‘Provocative act,’ U.S. says; Japan calls for emergency U.N. meeting
SEOUL, South Korea – North Korea fired a rocket over Japan on Sunday, defying Washington, Tokyo and other world leaders who suspect the launch was cover for a test of its long-range missile technology. President Barack Obama warned the move would further isolate the communist nation.
Liftoff took place at 11:30 a.m. (6:30 p.m. ET) from the coastal Musudan-ri launch pad in northeastern North Korea, the South Korean and U.S. governments said. The multistage rocket hurtled toward the Pacific, reaching Japanese airspace within seven minutes, but no debris appeared to hit its territory, officials in Tokyo said.
The U.N. Security Council approved an emergency session for Sunday afternoon in New York, following a request from Japan that came just minutes after the launch.
Bold act of defiance

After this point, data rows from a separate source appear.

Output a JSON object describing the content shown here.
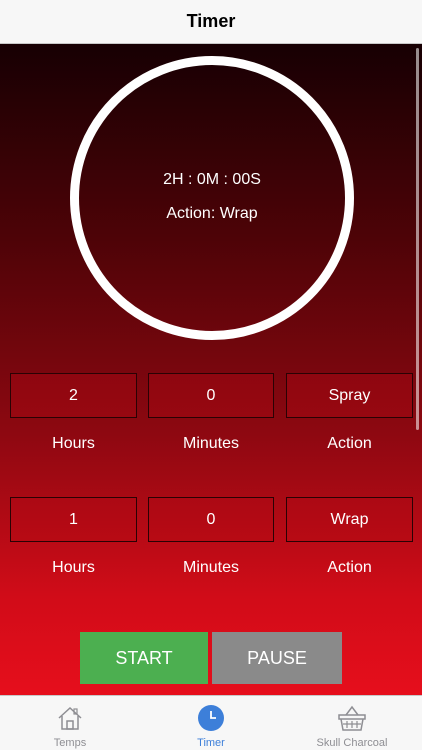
{
  "navbar": {
    "title": "Timer"
  },
  "timer": {
    "countdown": "2H : 0M : 00S",
    "action_text": "Action: Wrap"
  },
  "rows": [
    {
      "hours_value": "2",
      "minutes_value": "0",
      "action_value": "Spray",
      "hours_label": "Hours",
      "minutes_label": "Minutes",
      "action_label": "Action"
    },
    {
      "hours_value": "1",
      "minutes_value": "0",
      "action_value": "Wrap",
      "hours_label": "Hours",
      "minutes_label": "Minutes",
      "action_label": "Action"
    }
  ],
  "controls": {
    "start_label": "START",
    "pause_label": "PAUSE"
  },
  "tabs": [
    {
      "label": "Temps",
      "icon": "house-icon"
    },
    {
      "label": "Timer",
      "icon": "clock-icon",
      "active": true
    },
    {
      "label": "Skull Charcoal",
      "icon": "basket-icon"
    }
  ],
  "colors": {
    "start": "#4caf50",
    "pause": "#8a8a8a",
    "active_tab": "#3d7fd9",
    "gradient_top": "#170003",
    "gradient_bottom": "#e60e1c"
  }
}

Sunday’s move was a bold act of defiance against President Barack Obama, Japanese leader Taro Aso, Hu Jintao of China and others who pressed Pyongyang in the days leading up to liftoff to call off a launch they said would threaten peace and stability in Northeast Asia.